▸ **Activity**
The records beneath should be printed exactly, and the pictures are to be left out.

(Dataset rows describing interfaces)
==============================
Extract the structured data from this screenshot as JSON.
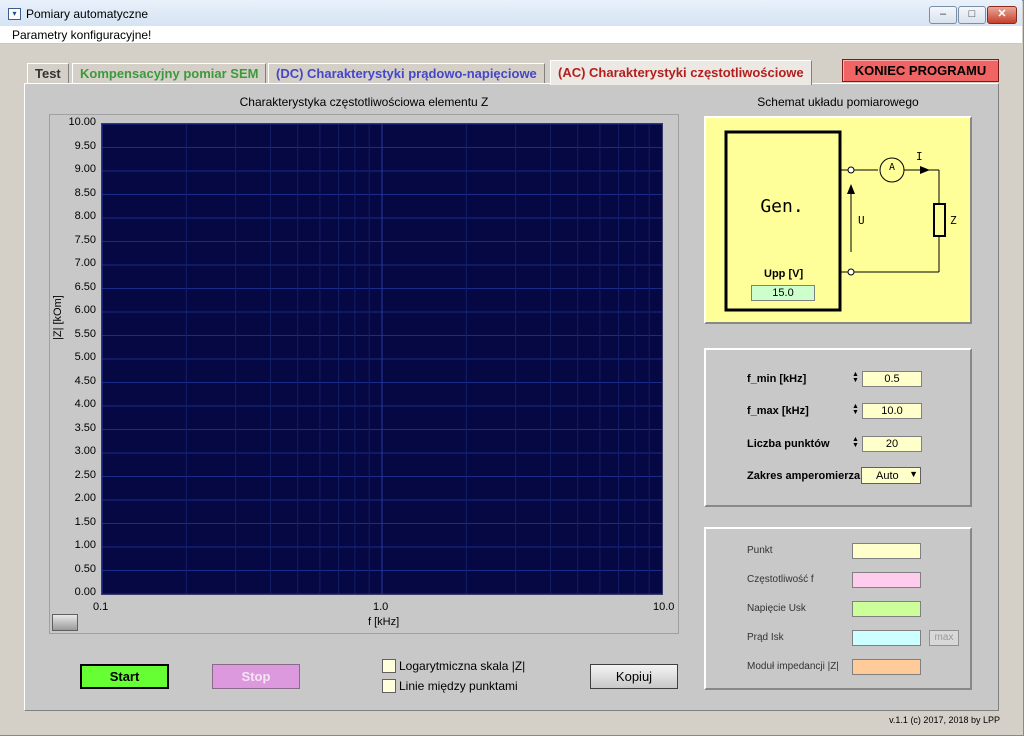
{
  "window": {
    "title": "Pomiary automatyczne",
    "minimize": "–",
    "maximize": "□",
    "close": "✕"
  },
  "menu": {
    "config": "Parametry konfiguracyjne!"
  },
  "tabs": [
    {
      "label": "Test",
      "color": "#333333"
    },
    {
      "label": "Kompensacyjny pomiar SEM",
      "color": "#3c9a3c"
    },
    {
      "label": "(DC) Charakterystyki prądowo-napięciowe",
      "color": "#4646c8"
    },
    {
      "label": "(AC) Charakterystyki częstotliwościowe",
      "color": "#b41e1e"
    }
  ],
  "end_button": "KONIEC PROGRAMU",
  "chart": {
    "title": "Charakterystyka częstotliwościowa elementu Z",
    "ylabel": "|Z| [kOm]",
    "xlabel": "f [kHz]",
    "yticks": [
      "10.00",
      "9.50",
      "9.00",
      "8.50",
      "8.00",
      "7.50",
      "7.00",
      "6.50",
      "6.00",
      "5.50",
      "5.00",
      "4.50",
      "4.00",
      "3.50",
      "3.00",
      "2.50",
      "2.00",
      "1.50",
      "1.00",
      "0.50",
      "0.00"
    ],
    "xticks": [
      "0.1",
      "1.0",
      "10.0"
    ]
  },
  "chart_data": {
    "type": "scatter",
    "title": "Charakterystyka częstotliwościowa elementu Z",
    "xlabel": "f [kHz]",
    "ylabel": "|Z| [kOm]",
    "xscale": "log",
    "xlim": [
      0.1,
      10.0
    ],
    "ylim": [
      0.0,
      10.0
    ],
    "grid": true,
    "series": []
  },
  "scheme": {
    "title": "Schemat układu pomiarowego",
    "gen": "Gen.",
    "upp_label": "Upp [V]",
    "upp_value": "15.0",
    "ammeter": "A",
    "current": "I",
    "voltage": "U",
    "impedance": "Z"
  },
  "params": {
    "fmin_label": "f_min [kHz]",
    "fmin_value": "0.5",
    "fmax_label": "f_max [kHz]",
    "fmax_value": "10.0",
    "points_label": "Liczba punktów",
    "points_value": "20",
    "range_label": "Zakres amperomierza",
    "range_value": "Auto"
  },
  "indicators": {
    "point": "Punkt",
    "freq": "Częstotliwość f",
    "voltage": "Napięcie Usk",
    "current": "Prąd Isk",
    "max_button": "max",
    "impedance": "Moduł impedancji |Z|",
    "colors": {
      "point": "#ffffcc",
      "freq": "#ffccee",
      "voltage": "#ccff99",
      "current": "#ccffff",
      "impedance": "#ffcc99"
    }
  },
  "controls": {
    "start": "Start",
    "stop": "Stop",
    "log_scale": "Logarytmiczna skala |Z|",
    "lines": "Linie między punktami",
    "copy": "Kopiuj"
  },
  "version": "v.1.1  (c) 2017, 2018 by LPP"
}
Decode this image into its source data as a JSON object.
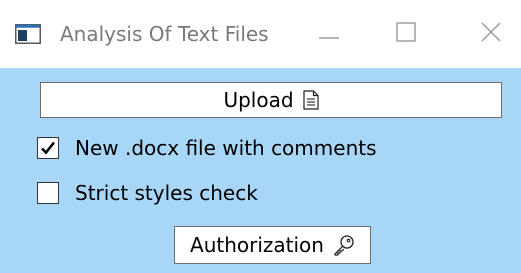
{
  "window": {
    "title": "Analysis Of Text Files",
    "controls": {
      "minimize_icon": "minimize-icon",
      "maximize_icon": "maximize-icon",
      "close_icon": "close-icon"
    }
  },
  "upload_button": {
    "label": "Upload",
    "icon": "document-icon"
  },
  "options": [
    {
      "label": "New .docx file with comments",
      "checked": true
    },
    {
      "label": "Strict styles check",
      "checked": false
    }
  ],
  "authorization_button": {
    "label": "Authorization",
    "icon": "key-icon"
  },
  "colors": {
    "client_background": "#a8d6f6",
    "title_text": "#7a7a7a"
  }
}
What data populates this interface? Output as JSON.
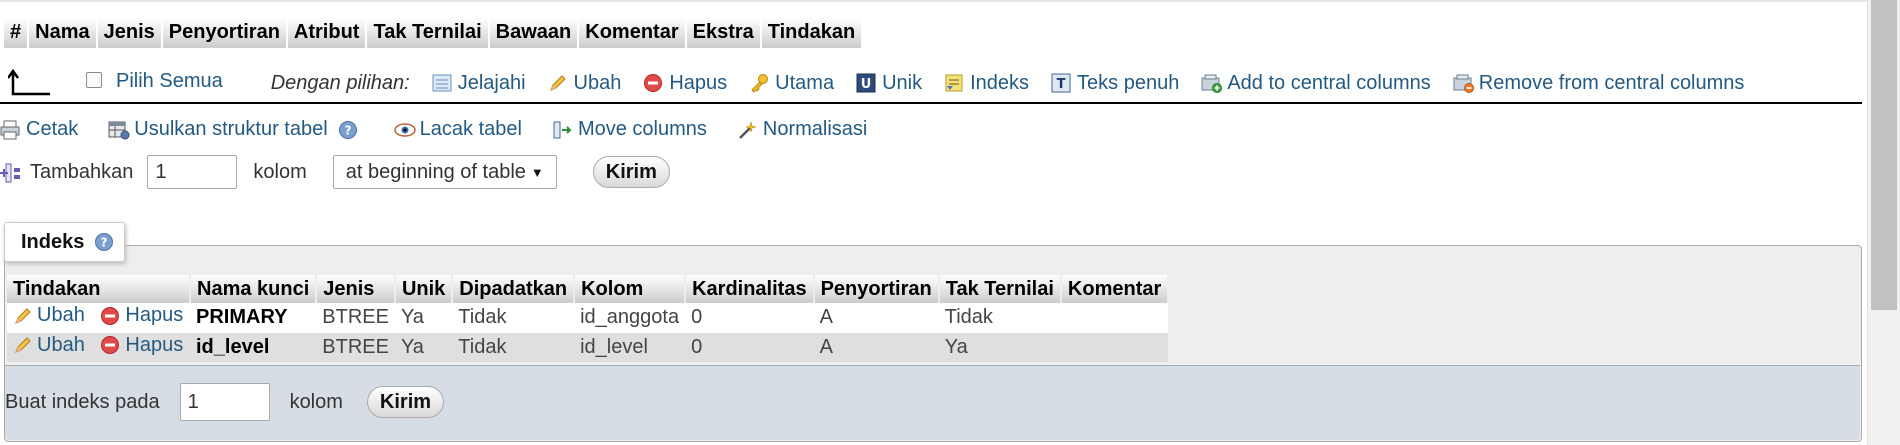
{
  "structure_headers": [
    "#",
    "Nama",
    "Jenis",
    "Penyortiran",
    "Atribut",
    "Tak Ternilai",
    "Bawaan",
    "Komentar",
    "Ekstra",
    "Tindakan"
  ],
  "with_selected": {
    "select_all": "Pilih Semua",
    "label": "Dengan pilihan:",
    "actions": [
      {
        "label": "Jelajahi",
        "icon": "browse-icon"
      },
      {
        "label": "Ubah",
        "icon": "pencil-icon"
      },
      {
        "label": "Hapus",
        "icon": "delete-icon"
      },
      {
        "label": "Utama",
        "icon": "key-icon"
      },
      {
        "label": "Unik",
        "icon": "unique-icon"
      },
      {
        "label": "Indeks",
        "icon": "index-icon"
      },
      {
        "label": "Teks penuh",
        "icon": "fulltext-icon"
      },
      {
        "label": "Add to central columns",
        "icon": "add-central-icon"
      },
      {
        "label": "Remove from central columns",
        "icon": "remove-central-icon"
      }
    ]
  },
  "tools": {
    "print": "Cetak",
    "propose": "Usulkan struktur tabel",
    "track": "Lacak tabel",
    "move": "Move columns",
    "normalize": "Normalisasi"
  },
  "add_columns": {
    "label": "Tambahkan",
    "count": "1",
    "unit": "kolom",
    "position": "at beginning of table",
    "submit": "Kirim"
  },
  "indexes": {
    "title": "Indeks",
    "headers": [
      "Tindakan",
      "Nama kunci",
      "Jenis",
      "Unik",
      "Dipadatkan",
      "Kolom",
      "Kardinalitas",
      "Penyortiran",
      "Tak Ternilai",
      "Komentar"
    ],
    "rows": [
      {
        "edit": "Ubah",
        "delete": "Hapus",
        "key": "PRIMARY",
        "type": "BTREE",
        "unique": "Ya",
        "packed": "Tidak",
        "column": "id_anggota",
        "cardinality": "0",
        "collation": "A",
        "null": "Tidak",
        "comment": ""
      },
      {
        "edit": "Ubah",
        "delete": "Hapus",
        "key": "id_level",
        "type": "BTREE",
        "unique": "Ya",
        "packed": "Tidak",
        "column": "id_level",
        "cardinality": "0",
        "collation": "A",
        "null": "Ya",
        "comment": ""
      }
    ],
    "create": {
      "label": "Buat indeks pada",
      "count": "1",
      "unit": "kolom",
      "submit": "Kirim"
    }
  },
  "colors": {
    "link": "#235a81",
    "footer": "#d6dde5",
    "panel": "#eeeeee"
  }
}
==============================
▸ **Result of this exercise**
Extract the structured data from this screenshot as JSON.
{
  "window": {
    "title": "Pomiary automatyczne",
    "minimize": "–",
    "maximize": "□",
    "close": "✕"
  },
  "menu": {
    "config": "Parametry konfiguracyjne!"
  },
  "tabs": [
    {
      "label": "Test",
      "color": "#333333"
    },
    {
      "label": "Kompensacyjny pomiar SEM",
      "color": "#3c9a3c"
    },
    {
      "label": "(DC) Charakterystyki prądowo-napięciowe",
      "color": "#4646c8"
    },
    {
      "label": "(AC) Charakterystyki częstotliwościowe",
      "color": "#b41e1e"
    }
  ],
  "end_button": "KONIEC PROGRAMU",
  "chart": {
    "title": "Charakterystyka częstotliwościowa elementu Z",
    "ylabel": "|Z| [kOm]",
    "xlabel": "f [kHz]",
    "yticks": [
      "10.00",
      "9.50",
      "9.00",
      "8.50",
      "8.00",
      "7.50",
      "7.00",
      "6.50",
      "6.00",
      "5.50",
      "5.00",
      "4.50",
      "4.00",
      "3.50",
      "3.00",
      "2.50",
      "2.00",
      "1.50",
      "1.00",
      "0.50",
      "0.00"
    ],
    "xticks": [
      "0.1",
      "1.0",
      "10.0"
    ]
  },
  "chart_data": {
    "type": "scatter",
    "title": "Charakterystyka częstotliwościowa elementu Z",
    "xlabel": "f [kHz]",
    "ylabel": "|Z| [kOm]",
    "xscale": "log",
    "xlim": [
      0.1,
      10.0
    ],
    "ylim": [
      0.0,
      10.0
    ],
    "grid": true,
    "series": []
  },
  "scheme": {
    "title": "Schemat układu pomiarowego",
    "gen": "Gen.",
    "upp_label": "Upp [V]",
    "upp_value": "15.0",
    "ammeter": "A",
    "current": "I",
    "voltage": "U",
    "impedance": "Z"
  },
  "params": {
    "fmin_label": "f_min [kHz]",
    "fmin_value": "0.5",
    "fmax_label": "f_max [kHz]",
    "fmax_value": "10.0",
    "points_label": "Liczba punktów",
    "points_value": "20",
    "range_label": "Zakres amperomierza",
    "range_value": "Auto"
  },
  "indicators": {
    "point": "Punkt",
    "freq": "Częstotliwość f",
    "voltage": "Napięcie Usk",
    "current": "Prąd Isk",
    "max_button": "max",
    "impedance": "Moduł impedancji |Z|",
    "colors": {
      "point": "#ffffcc",
      "freq": "#ffccee",
      "voltage": "#ccff99",
      "current": "#ccffff",
      "impedance": "#ffcc99"
    }
  },
  "controls": {
    "start": "Start",
    "stop": "Stop",
    "log_scale": "Logarytmiczna skala |Z|",
    "lines": "Linie między punktami",
    "copy": "Kopiuj"
  },
  "version": "v.1.1  (c) 2017, 2018 by LPP"
}
Decode this image into its source data as a JSON object.
{
  "window": {
    "title": "Analysis Of Text Files",
    "controls": {
      "minimize_icon": "minimize-icon",
      "maximize_icon": "maximize-icon",
      "close_icon": "close-icon"
    }
  },
  "upload_button": {
    "label": "Upload",
    "icon": "document-icon"
  },
  "options": [
    {
      "label": "New .docx file with comments",
      "checked": true
    },
    {
      "label": "Strict styles check",
      "checked": false
    }
  ],
  "authorization_button": {
    "label": "Authorization",
    "icon": "key-icon"
  },
  "colors": {
    "client_background": "#a8d6f6",
    "title_text": "#7a7a7a"
  }
}
What data populates this interface? Output as JSON.
{
  "structure_headers": [
    "#",
    "Nama",
    "Jenis",
    "Penyortiran",
    "Atribut",
    "Tak Ternilai",
    "Bawaan",
    "Komentar",
    "Ekstra",
    "Tindakan"
  ],
  "with_selected": {
    "select_all": "Pilih Semua",
    "label": "Dengan pilihan:",
    "actions": [
      {
        "label": "Jelajahi",
        "icon": "browse-icon"
      },
      {
        "label": "Ubah",
        "icon": "pencil-icon"
      },
      {
        "label": "Hapus",
        "icon": "delete-icon"
      },
      {
        "label": "Utama",
        "icon": "key-icon"
      },
      {
        "label": "Unik",
        "icon": "unique-icon"
      },
      {
        "label": "Indeks",
        "icon": "index-icon"
      },
      {
        "label": "Teks penuh",
        "icon": "fulltext-icon"
      },
      {
        "label": "Add to central columns",
        "icon": "add-central-icon"
      },
      {
        "label": "Remove from central columns",
        "icon": "remove-central-icon"
      }
    ]
  },
  "tools": {
    "print": "Cetak",
    "propose": "Usulkan struktur tabel",
    "track": "Lacak tabel",
    "move": "Move columns",
    "normalize": "Normalisasi"
  },
  "add_columns": {
    "label": "Tambahkan",
    "count": "1",
    "unit": "kolom",
    "position": "at beginning of table",
    "submit": "Kirim"
  },
  "indexes": {
    "title": "Indeks",
    "headers": [
      "Tindakan",
      "Nama kunci",
      "Jenis",
      "Unik",
      "Dipadatkan",
      "Kolom",
      "Kardinalitas",
      "Penyortiran",
      "Tak Ternilai",
      "Komentar"
    ],
    "rows": [
      {
        "edit": "Ubah",
        "delete": "Hapus",
        "key": "PRIMARY",
        "type": "BTREE",
        "unique": "Ya",
        "packed": "Tidak",
        "column": "id_anggota",
        "cardinality": "0",
        "collation": "A",
        "null": "Tidak",
        "comment": ""
      },
      {
        "edit": "Ubah",
        "delete": "Hapus",
        "key": "id_level",
        "type": "BTREE",
        "unique": "Ya",
        "packed": "Tidak",
        "column": "id_level",
        "cardinality": "0",
        "collation": "A",
        "null": "Ya",
        "comment": ""
      }
    ],
    "create": {
      "label": "Buat indeks pada",
      "count": "1",
      "unit": "kolom",
      "submit": "Kirim"
    }
  },
  "colors": {
    "link": "#235a81",
    "footer": "#d6dde5",
    "panel": "#eeeeee"
  }
}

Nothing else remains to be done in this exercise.